What you need to do:
Pull every line with "this" from the entries below.

Items from a dataset:
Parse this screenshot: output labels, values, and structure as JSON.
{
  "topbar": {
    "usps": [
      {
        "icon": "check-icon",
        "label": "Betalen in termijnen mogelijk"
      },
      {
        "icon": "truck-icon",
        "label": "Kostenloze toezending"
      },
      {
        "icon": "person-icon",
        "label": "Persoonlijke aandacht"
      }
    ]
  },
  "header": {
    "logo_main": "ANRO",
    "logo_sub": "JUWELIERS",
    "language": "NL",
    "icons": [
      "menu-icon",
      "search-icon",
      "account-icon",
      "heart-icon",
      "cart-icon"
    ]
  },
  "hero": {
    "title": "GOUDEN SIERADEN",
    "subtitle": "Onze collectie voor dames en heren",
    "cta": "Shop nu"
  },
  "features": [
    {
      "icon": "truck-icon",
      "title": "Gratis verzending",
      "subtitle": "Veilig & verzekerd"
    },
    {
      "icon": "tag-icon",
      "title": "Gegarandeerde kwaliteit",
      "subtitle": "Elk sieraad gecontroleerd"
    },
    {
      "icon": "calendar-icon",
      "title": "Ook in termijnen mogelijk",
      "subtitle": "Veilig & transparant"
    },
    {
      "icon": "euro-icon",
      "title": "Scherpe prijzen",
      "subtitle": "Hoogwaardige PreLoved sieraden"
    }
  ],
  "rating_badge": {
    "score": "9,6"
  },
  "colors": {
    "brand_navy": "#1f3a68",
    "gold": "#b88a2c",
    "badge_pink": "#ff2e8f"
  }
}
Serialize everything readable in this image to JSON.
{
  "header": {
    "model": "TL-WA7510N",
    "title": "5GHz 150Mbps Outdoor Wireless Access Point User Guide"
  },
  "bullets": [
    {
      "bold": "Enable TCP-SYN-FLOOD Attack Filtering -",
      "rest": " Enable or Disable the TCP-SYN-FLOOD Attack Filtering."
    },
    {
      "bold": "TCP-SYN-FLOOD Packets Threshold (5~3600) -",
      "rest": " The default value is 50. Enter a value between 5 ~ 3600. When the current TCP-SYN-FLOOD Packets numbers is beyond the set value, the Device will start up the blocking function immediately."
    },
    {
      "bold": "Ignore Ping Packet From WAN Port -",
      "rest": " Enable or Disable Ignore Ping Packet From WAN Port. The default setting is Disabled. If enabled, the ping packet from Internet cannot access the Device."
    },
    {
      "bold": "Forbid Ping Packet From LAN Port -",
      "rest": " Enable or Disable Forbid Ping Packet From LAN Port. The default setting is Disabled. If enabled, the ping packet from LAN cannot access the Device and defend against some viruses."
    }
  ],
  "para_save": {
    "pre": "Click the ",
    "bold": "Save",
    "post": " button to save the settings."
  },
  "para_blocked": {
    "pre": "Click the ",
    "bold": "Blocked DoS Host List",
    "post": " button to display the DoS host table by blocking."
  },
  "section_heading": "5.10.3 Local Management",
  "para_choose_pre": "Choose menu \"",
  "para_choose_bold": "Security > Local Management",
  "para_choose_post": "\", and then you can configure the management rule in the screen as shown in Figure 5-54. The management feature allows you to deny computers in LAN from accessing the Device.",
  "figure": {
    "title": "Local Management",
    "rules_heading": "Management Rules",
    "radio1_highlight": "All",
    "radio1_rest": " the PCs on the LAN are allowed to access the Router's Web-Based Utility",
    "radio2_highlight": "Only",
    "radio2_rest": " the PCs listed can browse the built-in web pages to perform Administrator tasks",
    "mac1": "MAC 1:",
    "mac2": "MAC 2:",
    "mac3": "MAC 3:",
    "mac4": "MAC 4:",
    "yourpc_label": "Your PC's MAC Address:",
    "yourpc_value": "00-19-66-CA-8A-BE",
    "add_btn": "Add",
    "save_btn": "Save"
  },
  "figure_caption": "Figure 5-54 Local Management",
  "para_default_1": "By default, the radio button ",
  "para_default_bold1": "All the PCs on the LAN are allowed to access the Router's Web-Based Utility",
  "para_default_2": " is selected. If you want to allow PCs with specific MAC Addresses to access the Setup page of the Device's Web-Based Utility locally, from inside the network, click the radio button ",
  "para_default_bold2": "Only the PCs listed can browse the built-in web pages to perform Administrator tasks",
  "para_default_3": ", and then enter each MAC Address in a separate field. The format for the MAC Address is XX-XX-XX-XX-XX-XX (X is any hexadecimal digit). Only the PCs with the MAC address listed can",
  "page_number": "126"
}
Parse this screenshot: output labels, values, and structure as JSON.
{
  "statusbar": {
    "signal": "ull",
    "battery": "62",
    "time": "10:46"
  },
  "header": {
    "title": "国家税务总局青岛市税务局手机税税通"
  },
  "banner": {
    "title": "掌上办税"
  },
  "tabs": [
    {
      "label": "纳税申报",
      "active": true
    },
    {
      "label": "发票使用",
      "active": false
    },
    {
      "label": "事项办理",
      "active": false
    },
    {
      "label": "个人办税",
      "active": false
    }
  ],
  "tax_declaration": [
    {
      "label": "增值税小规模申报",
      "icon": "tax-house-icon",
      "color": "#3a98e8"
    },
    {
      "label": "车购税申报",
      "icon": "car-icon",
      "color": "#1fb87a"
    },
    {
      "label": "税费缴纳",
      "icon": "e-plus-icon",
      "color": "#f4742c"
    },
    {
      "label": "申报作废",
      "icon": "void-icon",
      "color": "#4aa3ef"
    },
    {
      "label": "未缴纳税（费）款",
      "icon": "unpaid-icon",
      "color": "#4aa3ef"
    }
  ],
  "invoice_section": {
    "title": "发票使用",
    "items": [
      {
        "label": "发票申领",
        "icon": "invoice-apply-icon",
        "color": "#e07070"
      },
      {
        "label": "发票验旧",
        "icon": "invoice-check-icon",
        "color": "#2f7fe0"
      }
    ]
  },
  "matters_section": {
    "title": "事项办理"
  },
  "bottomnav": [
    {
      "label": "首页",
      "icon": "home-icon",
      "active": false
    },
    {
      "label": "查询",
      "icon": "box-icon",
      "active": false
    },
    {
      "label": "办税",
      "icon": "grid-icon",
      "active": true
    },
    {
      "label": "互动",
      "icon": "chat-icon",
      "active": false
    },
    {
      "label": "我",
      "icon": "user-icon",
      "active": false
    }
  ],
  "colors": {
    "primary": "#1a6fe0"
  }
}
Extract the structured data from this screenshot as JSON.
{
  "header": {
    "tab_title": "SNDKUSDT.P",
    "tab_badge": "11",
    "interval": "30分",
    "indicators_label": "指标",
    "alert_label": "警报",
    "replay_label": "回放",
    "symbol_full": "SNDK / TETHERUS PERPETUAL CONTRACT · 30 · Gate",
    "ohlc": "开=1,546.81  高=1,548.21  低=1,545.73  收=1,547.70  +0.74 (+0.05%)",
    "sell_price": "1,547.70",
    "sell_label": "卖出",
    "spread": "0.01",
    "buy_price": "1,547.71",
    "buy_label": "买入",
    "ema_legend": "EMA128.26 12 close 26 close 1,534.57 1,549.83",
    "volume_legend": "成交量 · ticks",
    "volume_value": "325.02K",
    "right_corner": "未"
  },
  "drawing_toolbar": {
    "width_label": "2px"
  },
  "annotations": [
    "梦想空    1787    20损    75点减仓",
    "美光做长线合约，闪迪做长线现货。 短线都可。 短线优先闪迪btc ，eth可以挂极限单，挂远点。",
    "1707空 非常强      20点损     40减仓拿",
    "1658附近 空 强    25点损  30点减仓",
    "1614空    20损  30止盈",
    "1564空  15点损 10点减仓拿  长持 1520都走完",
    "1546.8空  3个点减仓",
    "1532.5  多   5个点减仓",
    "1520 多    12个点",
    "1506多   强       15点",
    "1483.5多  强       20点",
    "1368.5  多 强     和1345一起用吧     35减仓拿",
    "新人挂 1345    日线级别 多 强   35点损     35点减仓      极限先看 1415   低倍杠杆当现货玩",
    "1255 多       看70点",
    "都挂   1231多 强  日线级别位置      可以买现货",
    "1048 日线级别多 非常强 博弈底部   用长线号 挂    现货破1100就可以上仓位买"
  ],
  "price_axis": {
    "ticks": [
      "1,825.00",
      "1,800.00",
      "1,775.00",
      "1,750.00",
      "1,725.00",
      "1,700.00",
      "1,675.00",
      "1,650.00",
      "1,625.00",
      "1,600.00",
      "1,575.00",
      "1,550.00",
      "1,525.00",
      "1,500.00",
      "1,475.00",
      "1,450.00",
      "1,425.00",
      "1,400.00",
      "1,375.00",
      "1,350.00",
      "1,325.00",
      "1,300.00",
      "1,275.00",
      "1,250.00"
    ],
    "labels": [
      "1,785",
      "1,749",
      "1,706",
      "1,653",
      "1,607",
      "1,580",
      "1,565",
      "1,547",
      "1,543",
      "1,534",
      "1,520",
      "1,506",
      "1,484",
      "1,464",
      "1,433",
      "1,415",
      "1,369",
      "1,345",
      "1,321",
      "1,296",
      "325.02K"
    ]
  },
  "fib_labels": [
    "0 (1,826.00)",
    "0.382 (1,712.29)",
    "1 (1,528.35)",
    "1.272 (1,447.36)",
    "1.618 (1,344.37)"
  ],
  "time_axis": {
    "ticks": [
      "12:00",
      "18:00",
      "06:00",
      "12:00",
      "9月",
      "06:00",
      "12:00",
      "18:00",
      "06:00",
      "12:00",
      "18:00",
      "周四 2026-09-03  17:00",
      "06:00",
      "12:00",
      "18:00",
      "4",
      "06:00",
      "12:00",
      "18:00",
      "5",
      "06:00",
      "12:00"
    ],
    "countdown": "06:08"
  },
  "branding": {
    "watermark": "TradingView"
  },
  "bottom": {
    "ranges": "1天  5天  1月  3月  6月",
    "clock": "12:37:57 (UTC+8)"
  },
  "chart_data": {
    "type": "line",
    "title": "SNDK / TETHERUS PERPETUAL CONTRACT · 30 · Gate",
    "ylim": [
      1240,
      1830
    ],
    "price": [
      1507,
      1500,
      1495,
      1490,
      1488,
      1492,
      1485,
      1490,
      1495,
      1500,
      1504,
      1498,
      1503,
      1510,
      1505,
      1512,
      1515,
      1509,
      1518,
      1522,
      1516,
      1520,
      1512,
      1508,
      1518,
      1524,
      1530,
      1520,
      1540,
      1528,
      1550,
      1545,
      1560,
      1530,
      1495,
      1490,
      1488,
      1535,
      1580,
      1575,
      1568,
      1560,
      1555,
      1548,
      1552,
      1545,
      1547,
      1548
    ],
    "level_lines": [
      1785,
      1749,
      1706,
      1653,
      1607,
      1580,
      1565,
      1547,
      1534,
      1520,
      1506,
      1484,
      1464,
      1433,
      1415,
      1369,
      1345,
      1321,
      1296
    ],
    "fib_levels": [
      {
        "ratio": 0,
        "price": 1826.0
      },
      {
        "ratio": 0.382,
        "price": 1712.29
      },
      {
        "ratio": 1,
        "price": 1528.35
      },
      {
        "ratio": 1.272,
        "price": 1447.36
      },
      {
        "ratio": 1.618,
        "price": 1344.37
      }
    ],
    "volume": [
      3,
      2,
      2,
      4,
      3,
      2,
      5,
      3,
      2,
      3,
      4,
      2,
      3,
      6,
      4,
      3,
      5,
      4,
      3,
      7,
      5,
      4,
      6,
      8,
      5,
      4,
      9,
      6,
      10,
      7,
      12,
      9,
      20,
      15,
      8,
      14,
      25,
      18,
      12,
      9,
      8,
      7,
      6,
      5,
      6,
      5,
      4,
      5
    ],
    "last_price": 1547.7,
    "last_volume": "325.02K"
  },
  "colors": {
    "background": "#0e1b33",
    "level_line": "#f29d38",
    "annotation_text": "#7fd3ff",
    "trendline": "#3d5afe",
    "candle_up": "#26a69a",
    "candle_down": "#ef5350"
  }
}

Exercise result:
Parse this screenshot: output labels, values, and structure as JSON.
Serialize everything readable in this image to JSON.
Parse this screenshot: output labels, values, and structure as JSON.
Extract the structured data from this screenshot as JSON.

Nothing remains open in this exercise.